June 25th, 2012 by Brian Beeler
Seagate Announces Investment in DensBits SSD Controllers
Seagate has announced an investment in DensBits, as the formerly hot, now scorching hot, SSD controller space accelerates. DensBits' claim to fame is the inventor of Memory Modem. If that sounds a little too 1990's dial-up service, rest assured that Memory Modem is actually "A modem designed specifically for Flash memory...that dramatically increases reliability and, in turn, enables smaller process nodes and more bits per cell along with increased performance." Ultimately DensBits offers an SSD controller, complete with the requisite features outlined below.
Seagate's announcement is generally forward-looking - the strategic agreement with DensBits is aimed at developing low-cost, high-performance client and enterprise SSDs. The duo will combine technologies to create a range of SSD offerings including solutions with 1Xnm MLC NAND for the enterprise and 1XNM TLC NAND for client drives. That doesn't say much as to the what and when, but it does make Seagate the first since OCZ to bring up the idea of moving to lower cost TLC NAND for consumer SSDs.
While Seagate has had success with hybrid hard drives that combine traditional platter disks with onboard NAND for read caching, Seagate has yet to make any serious overtures in the SSD space. While they do offer a line of enterprise SSDs under the Pulsar name, in the limited lab time we spent with the drives prior to being recalled, we saw little to make us think they would be competitive in the enterprise marketplace. It's also important to remember that this isn't Seagate's first foray into the SSD controller space, they previously invested in Link_A_Media who last week sold to Hynix.
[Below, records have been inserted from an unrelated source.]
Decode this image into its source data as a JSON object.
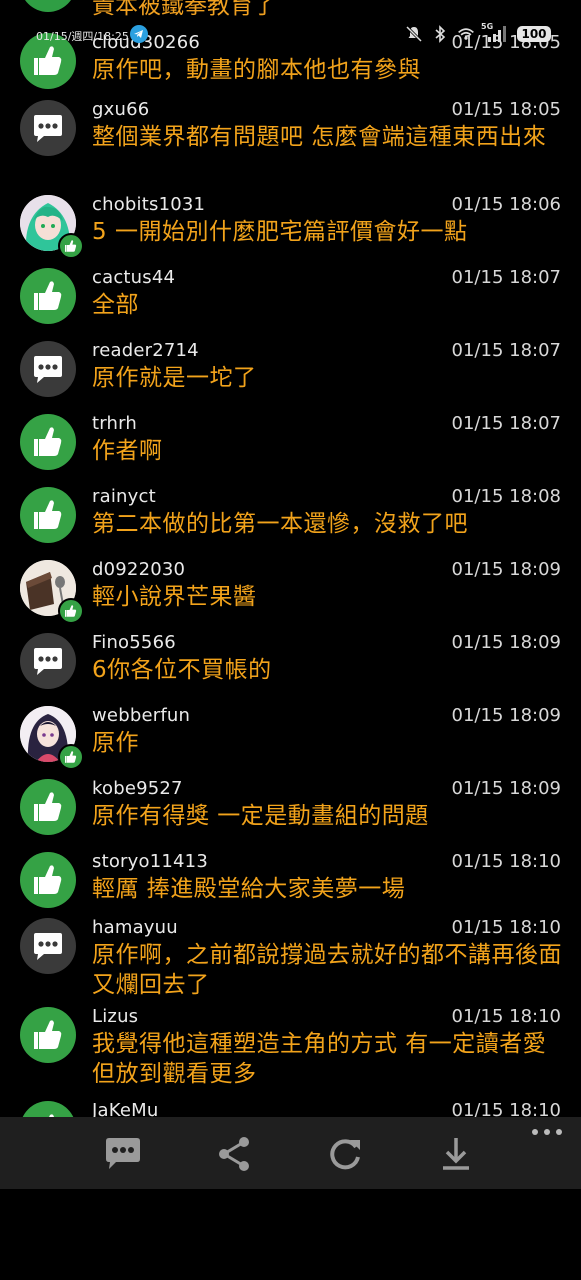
{
  "status_bar": {
    "time": "01/15/週四/18:25",
    "network": "5G",
    "battery": "100"
  },
  "partial_top_text": "貴本被鐵拳教育了",
  "comments": [
    {
      "user": "cloud30266",
      "time": "01/15 18:05",
      "text": "原作吧，動畫的腳本他也有參與",
      "avatar": "thumbs-up"
    },
    {
      "user": "gxu66",
      "time": "01/15 18:05",
      "text": "整個業界都有問題吧 怎麼會端這種東西出來",
      "avatar": "chat"
    },
    {
      "user": "chobits1031",
      "time": "01/15 18:06",
      "text": "5 一開始別什麼肥宅篇評價會好一點",
      "avatar": "photo-green-hair"
    },
    {
      "user": "cactus44",
      "time": "01/15 18:07",
      "text": "全部",
      "avatar": "thumbs-up"
    },
    {
      "user": "reader2714",
      "time": "01/15 18:07",
      "text": "原作就是一坨了",
      "avatar": "chat"
    },
    {
      "user": "trhrh",
      "time": "01/15 18:07",
      "text": "作者啊",
      "avatar": "thumbs-up"
    },
    {
      "user": "rainyct",
      "time": "01/15 18:08",
      "text": "第二本做的比第一本還慘，沒救了吧",
      "avatar": "thumbs-up"
    },
    {
      "user": "d0922030",
      "time": "01/15 18:09",
      "text": "輕小說界芒果醬",
      "avatar": "photo-food"
    },
    {
      "user": "Fino5566",
      "time": "01/15 18:09",
      "text": "6你各位不買帳的",
      "avatar": "chat"
    },
    {
      "user": "webberfun",
      "time": "01/15 18:09",
      "text": "原作",
      "avatar": "photo-anime"
    },
    {
      "user": "kobe9527",
      "time": "01/15 18:09",
      "text": "原作有得獎 一定是動畫組的問題",
      "avatar": "thumbs-up"
    },
    {
      "user": "storyo11413",
      "time": "01/15 18:10",
      "text": "輕厲 捧進殿堂給大家美夢一場",
      "avatar": "thumbs-up"
    },
    {
      "user": "hamayuu",
      "time": "01/15 18:10",
      "text": "原作啊，之前都說撐過去就好的都不講再後面又爛回去了",
      "avatar": "chat"
    },
    {
      "user": "Lizus",
      "time": "01/15 18:10",
      "text": "我覺得他這種塑造主角的方式 有一定讀者愛 但放到觀看更多",
      "avatar": "thumbs-up"
    },
    {
      "user": "JaKeMu",
      "time": "01/15 18:10",
      "text": "",
      "avatar": "thumbs-up"
    }
  ],
  "toolbar": {
    "buttons": [
      "comment-icon",
      "share-icon",
      "refresh-icon",
      "download-icon",
      "more-icon"
    ]
  },
  "colors": {
    "accent_text": "#f2a31b",
    "thumbs_green": "#35a245",
    "chat_gray": "#3a3a3a",
    "toolbar_bg": "#1f1f1f"
  }
}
It remains to be seen if traditional platter storage vendors can create compelling offerings in the quickly moving enterprise SSD space. Toshiba has been effective with high-end SAS drives, while Hitachi GST paired with Intel to create a nice range of MLC and SLC offerings and Western Digital is hiring engineers for their next SSD offering. However none of the major hard disk vendors have figured out how to effectively crack the consumer SSD space.